Speaking of Brann Dailor, the man deserves Drummer of the Year accolades without challenge. Only Dave Lombardo can surpass this cat and yet, Dailor's supreme tommy gun snares, rumbling rolls and perfect floor tom strikes (at double or single beat) offer the metal drumming performance of 2011. Dailor is always money, yet The Hunter might be his comeuppance--as if he already hasn't had it with Leviathan, Blood Mountain and Crack the Skye. No matter how tempered and driven the songs are on The Hunter, be it "Black Tongue," "Blasteroid," "Dry Gone Valley," "Thickening" and "Curl of the Burl," of course, you can count on Brann Dailor to give them all more excitement and flair with his detailed skin work.
If The Hunter has any guilty offenses, it's simply giving their label what they want, which is a shrewdly-focused album still with their massive hooves planted in the scene giving them life. Outside of Slayer, Mastodon is the heaviest act the majors will bank on (almost nobody in the big leagues would sign a band based on the mashing detonation Mastodon dishes on "Spectrelight") but it's to the band's credit they remain progressive artists in the process of keeping their employers happy. They dash "Bedazzled Fingernails" with enough weird electronics to remain heavily quirky, while the gorgeous yet trippy "The Sparrow" still runs as the most accessible tune Mastodon has ever written, "Curl of the Burl" notwithstanding. On "The Sparrow," Mastodon professes to pursue happiness with diligence, and the sludgy guitar solos make their point amidst the song's dreamy swoon.

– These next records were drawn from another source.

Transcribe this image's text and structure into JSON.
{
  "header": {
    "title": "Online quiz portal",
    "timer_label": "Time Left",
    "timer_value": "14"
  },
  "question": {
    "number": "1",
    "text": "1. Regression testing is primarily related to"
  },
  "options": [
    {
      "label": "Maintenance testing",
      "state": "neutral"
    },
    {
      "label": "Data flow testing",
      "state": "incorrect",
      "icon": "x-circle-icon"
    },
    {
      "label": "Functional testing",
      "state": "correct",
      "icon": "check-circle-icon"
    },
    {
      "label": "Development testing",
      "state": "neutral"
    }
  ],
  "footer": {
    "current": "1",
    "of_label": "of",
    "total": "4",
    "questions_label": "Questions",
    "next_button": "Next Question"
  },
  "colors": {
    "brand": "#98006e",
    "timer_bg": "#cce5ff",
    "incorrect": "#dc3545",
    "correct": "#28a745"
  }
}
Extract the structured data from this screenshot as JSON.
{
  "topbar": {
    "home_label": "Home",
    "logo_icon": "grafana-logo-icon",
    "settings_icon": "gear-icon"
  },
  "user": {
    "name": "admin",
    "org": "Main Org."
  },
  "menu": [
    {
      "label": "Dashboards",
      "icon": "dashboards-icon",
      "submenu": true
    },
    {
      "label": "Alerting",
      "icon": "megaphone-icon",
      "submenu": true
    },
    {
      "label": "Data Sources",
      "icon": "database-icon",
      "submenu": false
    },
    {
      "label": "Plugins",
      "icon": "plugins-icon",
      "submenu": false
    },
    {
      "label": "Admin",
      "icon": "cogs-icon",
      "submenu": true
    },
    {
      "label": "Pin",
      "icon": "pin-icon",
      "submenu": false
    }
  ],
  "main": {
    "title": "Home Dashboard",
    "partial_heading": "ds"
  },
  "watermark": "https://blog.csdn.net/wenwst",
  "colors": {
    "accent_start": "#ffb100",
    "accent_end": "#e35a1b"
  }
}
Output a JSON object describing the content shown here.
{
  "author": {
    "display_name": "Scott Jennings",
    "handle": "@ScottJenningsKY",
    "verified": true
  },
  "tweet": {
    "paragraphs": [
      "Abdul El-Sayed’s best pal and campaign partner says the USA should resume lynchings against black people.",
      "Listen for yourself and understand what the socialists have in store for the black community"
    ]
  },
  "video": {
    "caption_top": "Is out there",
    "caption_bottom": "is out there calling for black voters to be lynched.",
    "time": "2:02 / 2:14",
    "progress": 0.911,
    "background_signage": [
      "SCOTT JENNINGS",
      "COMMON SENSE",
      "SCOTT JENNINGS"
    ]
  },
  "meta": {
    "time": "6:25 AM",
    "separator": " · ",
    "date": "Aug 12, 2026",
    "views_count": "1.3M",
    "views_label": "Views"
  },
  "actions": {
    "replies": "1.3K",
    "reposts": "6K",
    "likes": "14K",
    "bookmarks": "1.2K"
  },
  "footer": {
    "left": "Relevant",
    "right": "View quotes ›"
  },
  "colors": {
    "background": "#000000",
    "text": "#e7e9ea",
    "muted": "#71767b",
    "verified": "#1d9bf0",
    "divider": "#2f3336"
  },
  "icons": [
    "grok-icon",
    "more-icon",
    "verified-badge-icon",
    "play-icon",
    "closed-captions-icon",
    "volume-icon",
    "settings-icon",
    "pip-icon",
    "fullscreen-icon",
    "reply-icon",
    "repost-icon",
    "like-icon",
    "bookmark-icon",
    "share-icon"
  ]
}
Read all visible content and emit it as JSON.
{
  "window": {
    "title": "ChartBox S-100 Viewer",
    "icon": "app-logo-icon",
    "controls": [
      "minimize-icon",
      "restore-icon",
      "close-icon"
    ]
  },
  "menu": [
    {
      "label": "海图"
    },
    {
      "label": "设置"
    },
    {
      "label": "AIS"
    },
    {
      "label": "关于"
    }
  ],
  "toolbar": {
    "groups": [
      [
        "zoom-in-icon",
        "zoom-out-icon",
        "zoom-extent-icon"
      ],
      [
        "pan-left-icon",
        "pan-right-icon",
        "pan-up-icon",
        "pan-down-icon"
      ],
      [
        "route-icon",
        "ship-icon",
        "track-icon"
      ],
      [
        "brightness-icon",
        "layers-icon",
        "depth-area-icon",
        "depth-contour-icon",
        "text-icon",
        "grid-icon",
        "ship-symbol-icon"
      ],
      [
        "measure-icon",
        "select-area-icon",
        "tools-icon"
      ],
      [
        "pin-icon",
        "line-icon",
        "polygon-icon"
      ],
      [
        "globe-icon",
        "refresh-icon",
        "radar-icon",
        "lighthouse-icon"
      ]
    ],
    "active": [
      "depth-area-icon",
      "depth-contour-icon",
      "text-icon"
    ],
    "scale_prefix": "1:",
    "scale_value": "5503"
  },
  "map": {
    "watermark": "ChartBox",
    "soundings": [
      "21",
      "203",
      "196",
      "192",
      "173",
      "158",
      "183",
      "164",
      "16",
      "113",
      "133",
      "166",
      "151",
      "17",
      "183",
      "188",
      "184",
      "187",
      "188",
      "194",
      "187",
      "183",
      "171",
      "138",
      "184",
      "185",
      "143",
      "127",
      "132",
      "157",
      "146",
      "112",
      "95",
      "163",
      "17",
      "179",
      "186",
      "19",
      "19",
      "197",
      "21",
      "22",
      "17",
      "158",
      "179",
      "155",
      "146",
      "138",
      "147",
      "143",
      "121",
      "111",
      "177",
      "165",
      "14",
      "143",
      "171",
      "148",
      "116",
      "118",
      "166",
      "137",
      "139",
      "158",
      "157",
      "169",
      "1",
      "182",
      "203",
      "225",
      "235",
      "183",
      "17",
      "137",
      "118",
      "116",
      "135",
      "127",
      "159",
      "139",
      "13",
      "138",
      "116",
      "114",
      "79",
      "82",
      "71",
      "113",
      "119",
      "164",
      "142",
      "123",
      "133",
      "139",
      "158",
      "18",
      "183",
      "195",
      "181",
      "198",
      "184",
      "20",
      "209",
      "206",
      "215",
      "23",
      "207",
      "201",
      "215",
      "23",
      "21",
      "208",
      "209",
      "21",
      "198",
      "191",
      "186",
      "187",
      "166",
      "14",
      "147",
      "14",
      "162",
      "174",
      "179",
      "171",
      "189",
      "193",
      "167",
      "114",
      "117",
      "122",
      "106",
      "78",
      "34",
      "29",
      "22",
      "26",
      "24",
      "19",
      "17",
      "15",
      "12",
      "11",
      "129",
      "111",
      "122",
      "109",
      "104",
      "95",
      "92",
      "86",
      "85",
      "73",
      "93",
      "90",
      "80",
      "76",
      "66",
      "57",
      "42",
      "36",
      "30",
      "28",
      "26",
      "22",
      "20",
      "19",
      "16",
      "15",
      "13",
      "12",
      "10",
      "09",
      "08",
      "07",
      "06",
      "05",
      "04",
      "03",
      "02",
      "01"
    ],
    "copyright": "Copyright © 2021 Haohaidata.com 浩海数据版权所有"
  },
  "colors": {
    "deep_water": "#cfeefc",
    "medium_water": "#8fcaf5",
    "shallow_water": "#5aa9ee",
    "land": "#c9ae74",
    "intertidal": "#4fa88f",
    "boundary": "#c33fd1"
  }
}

In the end, The Hunter is another huge success for Mastodon. "Curl of the Burl" is a grower but it is a sign to take note of as Mastodon continues to hammer the metal scene with its prolific might. However, for all the commercial plying Mastodon employs on The Hunter, they respectfully counter it with blazing prog and the occasional bit of nuttiness to prove they still have their metal hearts where they're supposed to be.